_REQUIREMENT_
Pick out the lines below that contain the string "digit" and copy them all.

** SUPPLIED MATERIAL follows **

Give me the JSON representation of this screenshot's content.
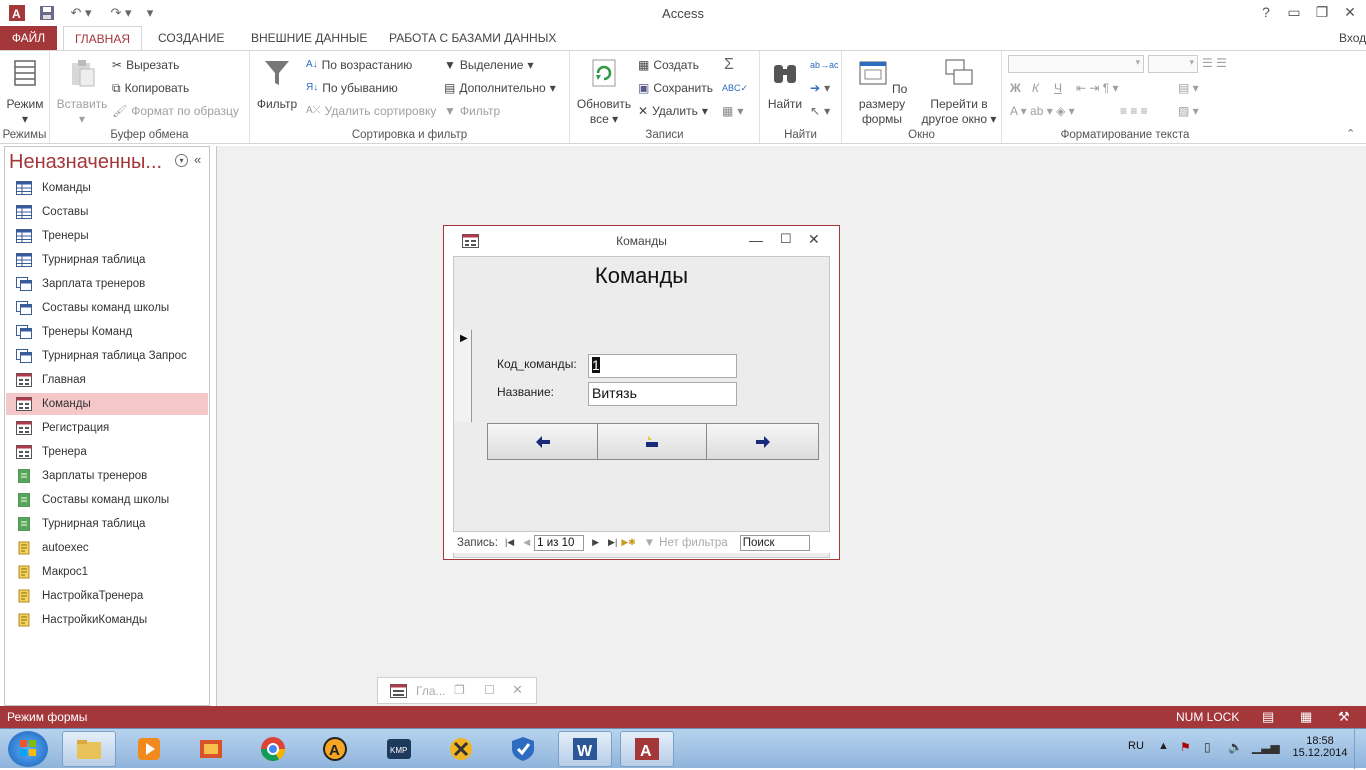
{
  "app": {
    "title": "Access",
    "signin": "Вход"
  },
  "tabs": [
    "ФАЙЛ",
    "ГЛАВНАЯ",
    "СОЗДАНИЕ",
    "ВНЕШНИЕ ДАННЫЕ",
    "РАБОТА С БАЗАМИ ДАННЫХ"
  ],
  "ribbon": {
    "views": {
      "mode": "Режим",
      "label": "Режимы"
    },
    "clipboard": {
      "paste": "Вставить",
      "cut": "Вырезать",
      "copy": "Копировать",
      "format_painter": "Формат по образцу",
      "label": "Буфер обмена"
    },
    "sort": {
      "filter": "Фильтр",
      "asc": "По возрастанию",
      "desc": "По убыванию",
      "remove": "Удалить сортировку",
      "selection": "Выделение",
      "advanced": "Дополнительно",
      "toggle": "Фильтр",
      "label": "Сортировка и фильтр"
    },
    "records": {
      "refresh1": "Обновить",
      "refresh2": "все",
      "new": "Создать",
      "save": "Сохранить",
      "delete": "Удалить",
      "label": "Записи"
    },
    "find": {
      "find": "Найти",
      "label": "Найти"
    },
    "window": {
      "fit1": "По размеру",
      "fit2": "формы",
      "switch1": "Перейти в",
      "switch2": "другое окно",
      "label": "Окно"
    },
    "text": {
      "bold": "Ж",
      "italic": "К",
      "underline": "Ч",
      "label": "Форматирование текста"
    }
  },
  "nav": {
    "title": "Неназначенны...",
    "items": [
      {
        "label": "Команды",
        "type": "table"
      },
      {
        "label": "Составы",
        "type": "table"
      },
      {
        "label": "Тренеры",
        "type": "table"
      },
      {
        "label": "Турнирная таблица",
        "type": "table"
      },
      {
        "label": "Зарплата тренеров",
        "type": "query"
      },
      {
        "label": "Составы команд школы",
        "type": "query"
      },
      {
        "label": "Тренеры Команд",
        "type": "query"
      },
      {
        "label": "Турнирная таблица Запрос",
        "type": "query"
      },
      {
        "label": "Главная",
        "type": "form"
      },
      {
        "label": "Команды",
        "type": "form",
        "selected": true
      },
      {
        "label": "Регистрация",
        "type": "form"
      },
      {
        "label": "Тренера",
        "type": "form"
      },
      {
        "label": "Зарплаты тренеров",
        "type": "report"
      },
      {
        "label": "Составы команд школы",
        "type": "report"
      },
      {
        "label": "Турнирная таблица",
        "type": "report"
      },
      {
        "label": "autoexec",
        "type": "macro"
      },
      {
        "label": "Макрос1",
        "type": "macro"
      },
      {
        "label": "НастройкаТренера",
        "type": "macro"
      },
      {
        "label": "НастройкиКоманды",
        "type": "macro"
      }
    ]
  },
  "form": {
    "window_title": "Команды",
    "heading": "Команды",
    "code_label": "Код_команды:",
    "code_value": "1",
    "name_label": "Название:",
    "name_value": "Витязь",
    "record_label": "Запись:",
    "record_pos": "1 из 10",
    "no_filter": "Нет фильтра",
    "search": "Поиск"
  },
  "minimized": {
    "title": "Гла..."
  },
  "status": {
    "mode": "Режим формы",
    "numlock": "NUM LOCK"
  },
  "taskbar": {
    "lang": "RU",
    "time": "18:58",
    "date": "15.12.2014"
  },
  "colors": {
    "accent": "#a4373a",
    "selection": "#f4c7c8"
  }
}
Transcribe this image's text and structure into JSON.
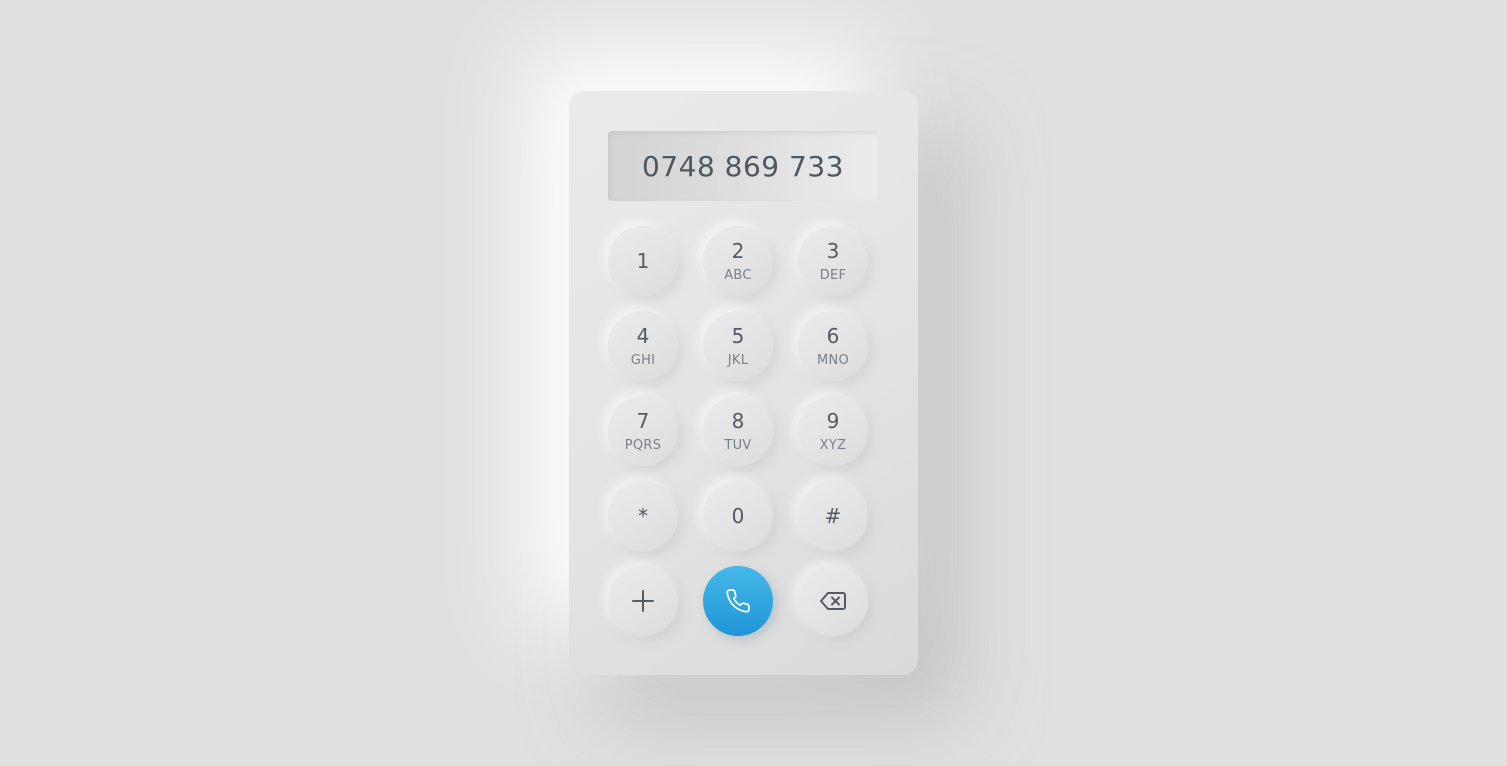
{
  "display": {
    "number": "0748 869 733"
  },
  "keypad": {
    "keys": [
      {
        "digit": "1",
        "letters": ""
      },
      {
        "digit": "2",
        "letters": "ABC"
      },
      {
        "digit": "3",
        "letters": "DEF"
      },
      {
        "digit": "4",
        "letters": "GHI"
      },
      {
        "digit": "5",
        "letters": "JKL"
      },
      {
        "digit": "6",
        "letters": "MNO"
      },
      {
        "digit": "7",
        "letters": "PQRS"
      },
      {
        "digit": "8",
        "letters": "TUV"
      },
      {
        "digit": "9",
        "letters": "XYZ"
      },
      {
        "digit": "*",
        "letters": ""
      },
      {
        "digit": "0",
        "letters": ""
      },
      {
        "digit": "#",
        "letters": ""
      }
    ]
  },
  "actions": {
    "add_icon": "plus-icon",
    "call_icon": "phone-icon",
    "backspace_icon": "backspace-icon"
  },
  "colors": {
    "background": "#e0e0e0",
    "call_accent": "#2aa6e2",
    "text": "#545b62"
  }
}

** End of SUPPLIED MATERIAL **

_SOLUTION FOR THIS PROBLEM_
        "digit": "1",
        "digit": "2",
        "digit": "3",
        "digit": "4",
        "digit": "5",
        "digit": "6",
        "digit": "7",
        "digit": "8",
        "digit": "9",
        "digit": "*",
        "digit": "0",
        "digit": "#",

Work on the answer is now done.